▶ **Available data**
****************************************

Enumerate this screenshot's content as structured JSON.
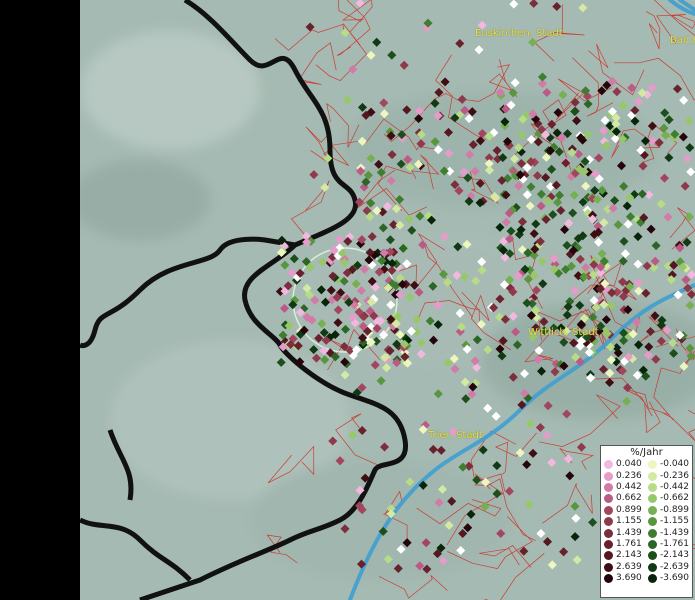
{
  "map": {
    "city_labels": [
      {
        "id": "euskirchen",
        "text": "Euskirchen, Stadt"
      },
      {
        "id": "bad",
        "text": "Bad H"
      },
      {
        "id": "wittlich",
        "text": "Wittlich, Stadt"
      },
      {
        "id": "trier",
        "text": "Trier, Stadt"
      }
    ]
  },
  "legend": {
    "title": "%/Jahr",
    "positive": [
      {
        "value": "0.040",
        "color": "#f2b8e0"
      },
      {
        "value": "0.236",
        "color": "#e59ccb"
      },
      {
        "value": "0.442",
        "color": "#d27aa8"
      },
      {
        "value": "0.662",
        "color": "#bb5a84"
      },
      {
        "value": "0.899",
        "color": "#a3455f"
      },
      {
        "value": "1.155",
        "color": "#8f3a4c"
      },
      {
        "value": "1.439",
        "color": "#7c2e3c"
      },
      {
        "value": "1.761",
        "color": "#68222d"
      },
      {
        "value": "2.143",
        "color": "#541820"
      },
      {
        "value": "2.639",
        "color": "#3e0e14"
      },
      {
        "value": "3.690",
        "color": "#26050a"
      }
    ],
    "negative": [
      {
        "value": "-0.040",
        "color": "#edf5c0"
      },
      {
        "value": "-0.236",
        "color": "#d4eaa2"
      },
      {
        "value": "-0.442",
        "color": "#b6dc86"
      },
      {
        "value": "-0.662",
        "color": "#96c86a"
      },
      {
        "value": "-0.899",
        "color": "#76b052"
      },
      {
        "value": "-1.155",
        "color": "#59973f"
      },
      {
        "value": "-1.439",
        "color": "#3f7d31"
      },
      {
        "value": "-1.761",
        "color": "#2c6526"
      },
      {
        "value": "-2.143",
        "color": "#1d4f1d"
      },
      {
        "value": "-2.639",
        "color": "#113a14"
      },
      {
        "value": "-3.690",
        "color": "#07250a"
      }
    ]
  },
  "colors": {
    "terrain": "#a3b9b1",
    "border": "#111111",
    "district_lines": "#d0281f",
    "river": "#3f9fd0",
    "label": "#e8e23a",
    "stable_point": "#ffffff"
  }
}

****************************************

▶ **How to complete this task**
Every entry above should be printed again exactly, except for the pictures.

▶ **Result of this exercise**
Enumerate this screenshot's content as structured JSON.
{
  "map": {
    "city_labels": [
      {
        "id": "euskirchen",
        "text": "Euskirchen, Stadt"
      },
      {
        "id": "bad",
        "text": "Bad H"
      },
      {
        "id": "wittlich",
        "text": "Wittlich, Stadt"
      },
      {
        "id": "trier",
        "text": "Trier, Stadt"
      }
    ]
  },
  "legend": {
    "title": "%/Jahr",
    "positive": [
      {
        "value": "0.040",
        "color": "#f2b8e0"
      },
      {
        "value": "0.236",
        "color": "#e59ccb"
      },
      {
        "value": "0.442",
        "color": "#d27aa8"
      },
      {
        "value": "0.662",
        "color": "#bb5a84"
      },
      {
        "value": "0.899",
        "color": "#a3455f"
      },
      {
        "value": "1.155",
        "color": "#8f3a4c"
      },
      {
        "value": "1.439",
        "color": "#7c2e3c"
      },
      {
        "value": "1.761",
        "color": "#68222d"
      },
      {
        "value": "2.143",
        "color": "#541820"
      },
      {
        "value": "2.639",
        "color": "#3e0e14"
      },
      {
        "value": "3.690",
        "color": "#26050a"
      }
    ],
    "negative": [
      {
        "value": "-0.040",
        "color": "#edf5c0"
      },
      {
        "value": "-0.236",
        "color": "#d4eaa2"
      },
      {
        "value": "-0.442",
        "color": "#b6dc86"
      },
      {
        "value": "-0.662",
        "color": "#96c86a"
      },
      {
        "value": "-0.899",
        "color": "#76b052"
      },
      {
        "value": "-1.155",
        "color": "#59973f"
      },
      {
        "value": "-1.439",
        "color": "#3f7d31"
      },
      {
        "value": "-1.761",
        "color": "#2c6526"
      },
      {
        "value": "-2.143",
        "color": "#1d4f1d"
      },
      {
        "value": "-2.639",
        "color": "#113a14"
      },
      {
        "value": "-3.690",
        "color": "#07250a"
      }
    ]
  },
  "colors": {
    "terrain": "#a3b9b1",
    "border": "#111111",
    "district_lines": "#d0281f",
    "river": "#3f9fd0",
    "label": "#e8e23a",
    "stable_point": "#ffffff"
  }
}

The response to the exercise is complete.